Action item —
Restate all data exactly. No images.

───

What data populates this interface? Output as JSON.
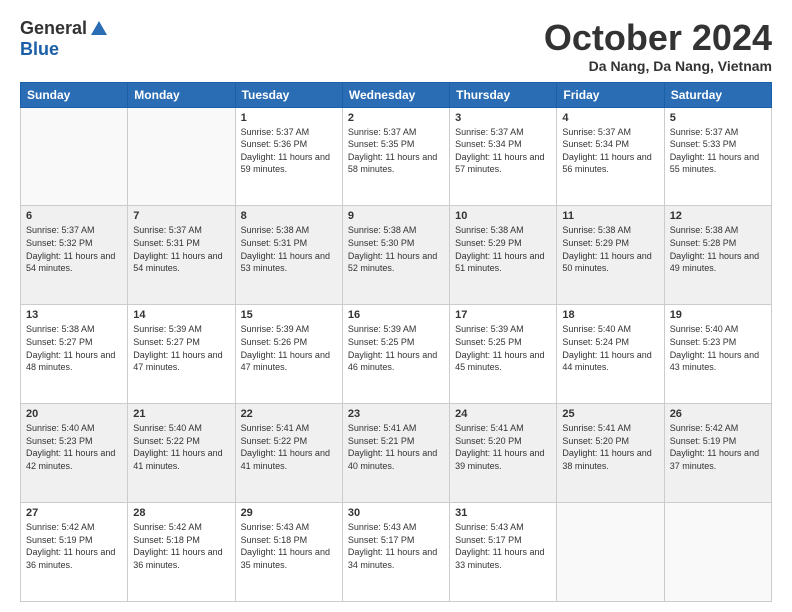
{
  "header": {
    "logo_general": "General",
    "logo_blue": "Blue",
    "month_title": "October 2024",
    "location": "Da Nang, Da Nang, Vietnam"
  },
  "days_of_week": [
    "Sunday",
    "Monday",
    "Tuesday",
    "Wednesday",
    "Thursday",
    "Friday",
    "Saturday"
  ],
  "weeks": [
    [
      {
        "day": "",
        "sunrise": "",
        "sunset": "",
        "daylight": ""
      },
      {
        "day": "",
        "sunrise": "",
        "sunset": "",
        "daylight": ""
      },
      {
        "day": "1",
        "sunrise": "Sunrise: 5:37 AM",
        "sunset": "Sunset: 5:36 PM",
        "daylight": "Daylight: 11 hours and 59 minutes."
      },
      {
        "day": "2",
        "sunrise": "Sunrise: 5:37 AM",
        "sunset": "Sunset: 5:35 PM",
        "daylight": "Daylight: 11 hours and 58 minutes."
      },
      {
        "day": "3",
        "sunrise": "Sunrise: 5:37 AM",
        "sunset": "Sunset: 5:34 PM",
        "daylight": "Daylight: 11 hours and 57 minutes."
      },
      {
        "day": "4",
        "sunrise": "Sunrise: 5:37 AM",
        "sunset": "Sunset: 5:34 PM",
        "daylight": "Daylight: 11 hours and 56 minutes."
      },
      {
        "day": "5",
        "sunrise": "Sunrise: 5:37 AM",
        "sunset": "Sunset: 5:33 PM",
        "daylight": "Daylight: 11 hours and 55 minutes."
      }
    ],
    [
      {
        "day": "6",
        "sunrise": "Sunrise: 5:37 AM",
        "sunset": "Sunset: 5:32 PM",
        "daylight": "Daylight: 11 hours and 54 minutes."
      },
      {
        "day": "7",
        "sunrise": "Sunrise: 5:37 AM",
        "sunset": "Sunset: 5:31 PM",
        "daylight": "Daylight: 11 hours and 54 minutes."
      },
      {
        "day": "8",
        "sunrise": "Sunrise: 5:38 AM",
        "sunset": "Sunset: 5:31 PM",
        "daylight": "Daylight: 11 hours and 53 minutes."
      },
      {
        "day": "9",
        "sunrise": "Sunrise: 5:38 AM",
        "sunset": "Sunset: 5:30 PM",
        "daylight": "Daylight: 11 hours and 52 minutes."
      },
      {
        "day": "10",
        "sunrise": "Sunrise: 5:38 AM",
        "sunset": "Sunset: 5:29 PM",
        "daylight": "Daylight: 11 hours and 51 minutes."
      },
      {
        "day": "11",
        "sunrise": "Sunrise: 5:38 AM",
        "sunset": "Sunset: 5:29 PM",
        "daylight": "Daylight: 11 hours and 50 minutes."
      },
      {
        "day": "12",
        "sunrise": "Sunrise: 5:38 AM",
        "sunset": "Sunset: 5:28 PM",
        "daylight": "Daylight: 11 hours and 49 minutes."
      }
    ],
    [
      {
        "day": "13",
        "sunrise": "Sunrise: 5:38 AM",
        "sunset": "Sunset: 5:27 PM",
        "daylight": "Daylight: 11 hours and 48 minutes."
      },
      {
        "day": "14",
        "sunrise": "Sunrise: 5:39 AM",
        "sunset": "Sunset: 5:27 PM",
        "daylight": "Daylight: 11 hours and 47 minutes."
      },
      {
        "day": "15",
        "sunrise": "Sunrise: 5:39 AM",
        "sunset": "Sunset: 5:26 PM",
        "daylight": "Daylight: 11 hours and 47 minutes."
      },
      {
        "day": "16",
        "sunrise": "Sunrise: 5:39 AM",
        "sunset": "Sunset: 5:25 PM",
        "daylight": "Daylight: 11 hours and 46 minutes."
      },
      {
        "day": "17",
        "sunrise": "Sunrise: 5:39 AM",
        "sunset": "Sunset: 5:25 PM",
        "daylight": "Daylight: 11 hours and 45 minutes."
      },
      {
        "day": "18",
        "sunrise": "Sunrise: 5:40 AM",
        "sunset": "Sunset: 5:24 PM",
        "daylight": "Daylight: 11 hours and 44 minutes."
      },
      {
        "day": "19",
        "sunrise": "Sunrise: 5:40 AM",
        "sunset": "Sunset: 5:23 PM",
        "daylight": "Daylight: 11 hours and 43 minutes."
      }
    ],
    [
      {
        "day": "20",
        "sunrise": "Sunrise: 5:40 AM",
        "sunset": "Sunset: 5:23 PM",
        "daylight": "Daylight: 11 hours and 42 minutes."
      },
      {
        "day": "21",
        "sunrise": "Sunrise: 5:40 AM",
        "sunset": "Sunset: 5:22 PM",
        "daylight": "Daylight: 11 hours and 41 minutes."
      },
      {
        "day": "22",
        "sunrise": "Sunrise: 5:41 AM",
        "sunset": "Sunset: 5:22 PM",
        "daylight": "Daylight: 11 hours and 41 minutes."
      },
      {
        "day": "23",
        "sunrise": "Sunrise: 5:41 AM",
        "sunset": "Sunset: 5:21 PM",
        "daylight": "Daylight: 11 hours and 40 minutes."
      },
      {
        "day": "24",
        "sunrise": "Sunrise: 5:41 AM",
        "sunset": "Sunset: 5:20 PM",
        "daylight": "Daylight: 11 hours and 39 minutes."
      },
      {
        "day": "25",
        "sunrise": "Sunrise: 5:41 AM",
        "sunset": "Sunset: 5:20 PM",
        "daylight": "Daylight: 11 hours and 38 minutes."
      },
      {
        "day": "26",
        "sunrise": "Sunrise: 5:42 AM",
        "sunset": "Sunset: 5:19 PM",
        "daylight": "Daylight: 11 hours and 37 minutes."
      }
    ],
    [
      {
        "day": "27",
        "sunrise": "Sunrise: 5:42 AM",
        "sunset": "Sunset: 5:19 PM",
        "daylight": "Daylight: 11 hours and 36 minutes."
      },
      {
        "day": "28",
        "sunrise": "Sunrise: 5:42 AM",
        "sunset": "Sunset: 5:18 PM",
        "daylight": "Daylight: 11 hours and 36 minutes."
      },
      {
        "day": "29",
        "sunrise": "Sunrise: 5:43 AM",
        "sunset": "Sunset: 5:18 PM",
        "daylight": "Daylight: 11 hours and 35 minutes."
      },
      {
        "day": "30",
        "sunrise": "Sunrise: 5:43 AM",
        "sunset": "Sunset: 5:17 PM",
        "daylight": "Daylight: 11 hours and 34 minutes."
      },
      {
        "day": "31",
        "sunrise": "Sunrise: 5:43 AM",
        "sunset": "Sunset: 5:17 PM",
        "daylight": "Daylight: 11 hours and 33 minutes."
      },
      {
        "day": "",
        "sunrise": "",
        "sunset": "",
        "daylight": ""
      },
      {
        "day": "",
        "sunrise": "",
        "sunset": "",
        "daylight": ""
      }
    ]
  ]
}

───

Output of the exercise —
What data populates this interface? Output as JSON.
{
  "header": {
    "logo_general": "General",
    "logo_blue": "Blue",
    "month_title": "October 2024",
    "location": "Da Nang, Da Nang, Vietnam"
  },
  "days_of_week": [
    "Sunday",
    "Monday",
    "Tuesday",
    "Wednesday",
    "Thursday",
    "Friday",
    "Saturday"
  ],
  "weeks": [
    [
      {
        "day": "",
        "sunrise": "",
        "sunset": "",
        "daylight": ""
      },
      {
        "day": "",
        "sunrise": "",
        "sunset": "",
        "daylight": ""
      },
      {
        "day": "1",
        "sunrise": "Sunrise: 5:37 AM",
        "sunset": "Sunset: 5:36 PM",
        "daylight": "Daylight: 11 hours and 59 minutes."
      },
      {
        "day": "2",
        "sunrise": "Sunrise: 5:37 AM",
        "sunset": "Sunset: 5:35 PM",
        "daylight": "Daylight: 11 hours and 58 minutes."
      },
      {
        "day": "3",
        "sunrise": "Sunrise: 5:37 AM",
        "sunset": "Sunset: 5:34 PM",
        "daylight": "Daylight: 11 hours and 57 minutes."
      },
      {
        "day": "4",
        "sunrise": "Sunrise: 5:37 AM",
        "sunset": "Sunset: 5:34 PM",
        "daylight": "Daylight: 11 hours and 56 minutes."
      },
      {
        "day": "5",
        "sunrise": "Sunrise: 5:37 AM",
        "sunset": "Sunset: 5:33 PM",
        "daylight": "Daylight: 11 hours and 55 minutes."
      }
    ],
    [
      {
        "day": "6",
        "sunrise": "Sunrise: 5:37 AM",
        "sunset": "Sunset: 5:32 PM",
        "daylight": "Daylight: 11 hours and 54 minutes."
      },
      {
        "day": "7",
        "sunrise": "Sunrise: 5:37 AM",
        "sunset": "Sunset: 5:31 PM",
        "daylight": "Daylight: 11 hours and 54 minutes."
      },
      {
        "day": "8",
        "sunrise": "Sunrise: 5:38 AM",
        "sunset": "Sunset: 5:31 PM",
        "daylight": "Daylight: 11 hours and 53 minutes."
      },
      {
        "day": "9",
        "sunrise": "Sunrise: 5:38 AM",
        "sunset": "Sunset: 5:30 PM",
        "daylight": "Daylight: 11 hours and 52 minutes."
      },
      {
        "day": "10",
        "sunrise": "Sunrise: 5:38 AM",
        "sunset": "Sunset: 5:29 PM",
        "daylight": "Daylight: 11 hours and 51 minutes."
      },
      {
        "day": "11",
        "sunrise": "Sunrise: 5:38 AM",
        "sunset": "Sunset: 5:29 PM",
        "daylight": "Daylight: 11 hours and 50 minutes."
      },
      {
        "day": "12",
        "sunrise": "Sunrise: 5:38 AM",
        "sunset": "Sunset: 5:28 PM",
        "daylight": "Daylight: 11 hours and 49 minutes."
      }
    ],
    [
      {
        "day": "13",
        "sunrise": "Sunrise: 5:38 AM",
        "sunset": "Sunset: 5:27 PM",
        "daylight": "Daylight: 11 hours and 48 minutes."
      },
      {
        "day": "14",
        "sunrise": "Sunrise: 5:39 AM",
        "sunset": "Sunset: 5:27 PM",
        "daylight": "Daylight: 11 hours and 47 minutes."
      },
      {
        "day": "15",
        "sunrise": "Sunrise: 5:39 AM",
        "sunset": "Sunset: 5:26 PM",
        "daylight": "Daylight: 11 hours and 47 minutes."
      },
      {
        "day": "16",
        "sunrise": "Sunrise: 5:39 AM",
        "sunset": "Sunset: 5:25 PM",
        "daylight": "Daylight: 11 hours and 46 minutes."
      },
      {
        "day": "17",
        "sunrise": "Sunrise: 5:39 AM",
        "sunset": "Sunset: 5:25 PM",
        "daylight": "Daylight: 11 hours and 45 minutes."
      },
      {
        "day": "18",
        "sunrise": "Sunrise: 5:40 AM",
        "sunset": "Sunset: 5:24 PM",
        "daylight": "Daylight: 11 hours and 44 minutes."
      },
      {
        "day": "19",
        "sunrise": "Sunrise: 5:40 AM",
        "sunset": "Sunset: 5:23 PM",
        "daylight": "Daylight: 11 hours and 43 minutes."
      }
    ],
    [
      {
        "day": "20",
        "sunrise": "Sunrise: 5:40 AM",
        "sunset": "Sunset: 5:23 PM",
        "daylight": "Daylight: 11 hours and 42 minutes."
      },
      {
        "day": "21",
        "sunrise": "Sunrise: 5:40 AM",
        "sunset": "Sunset: 5:22 PM",
        "daylight": "Daylight: 11 hours and 41 minutes."
      },
      {
        "day": "22",
        "sunrise": "Sunrise: 5:41 AM",
        "sunset": "Sunset: 5:22 PM",
        "daylight": "Daylight: 11 hours and 41 minutes."
      },
      {
        "day": "23",
        "sunrise": "Sunrise: 5:41 AM",
        "sunset": "Sunset: 5:21 PM",
        "daylight": "Daylight: 11 hours and 40 minutes."
      },
      {
        "day": "24",
        "sunrise": "Sunrise: 5:41 AM",
        "sunset": "Sunset: 5:20 PM",
        "daylight": "Daylight: 11 hours and 39 minutes."
      },
      {
        "day": "25",
        "sunrise": "Sunrise: 5:41 AM",
        "sunset": "Sunset: 5:20 PM",
        "daylight": "Daylight: 11 hours and 38 minutes."
      },
      {
        "day": "26",
        "sunrise": "Sunrise: 5:42 AM",
        "sunset": "Sunset: 5:19 PM",
        "daylight": "Daylight: 11 hours and 37 minutes."
      }
    ],
    [
      {
        "day": "27",
        "sunrise": "Sunrise: 5:42 AM",
        "sunset": "Sunset: 5:19 PM",
        "daylight": "Daylight: 11 hours and 36 minutes."
      },
      {
        "day": "28",
        "sunrise": "Sunrise: 5:42 AM",
        "sunset": "Sunset: 5:18 PM",
        "daylight": "Daylight: 11 hours and 36 minutes."
      },
      {
        "day": "29",
        "sunrise": "Sunrise: 5:43 AM",
        "sunset": "Sunset: 5:18 PM",
        "daylight": "Daylight: 11 hours and 35 minutes."
      },
      {
        "day": "30",
        "sunrise": "Sunrise: 5:43 AM",
        "sunset": "Sunset: 5:17 PM",
        "daylight": "Daylight: 11 hours and 34 minutes."
      },
      {
        "day": "31",
        "sunrise": "Sunrise: 5:43 AM",
        "sunset": "Sunset: 5:17 PM",
        "daylight": "Daylight: 11 hours and 33 minutes."
      },
      {
        "day": "",
        "sunrise": "",
        "sunset": "",
        "daylight": ""
      },
      {
        "day": "",
        "sunrise": "",
        "sunset": "",
        "daylight": ""
      }
    ]
  ]
}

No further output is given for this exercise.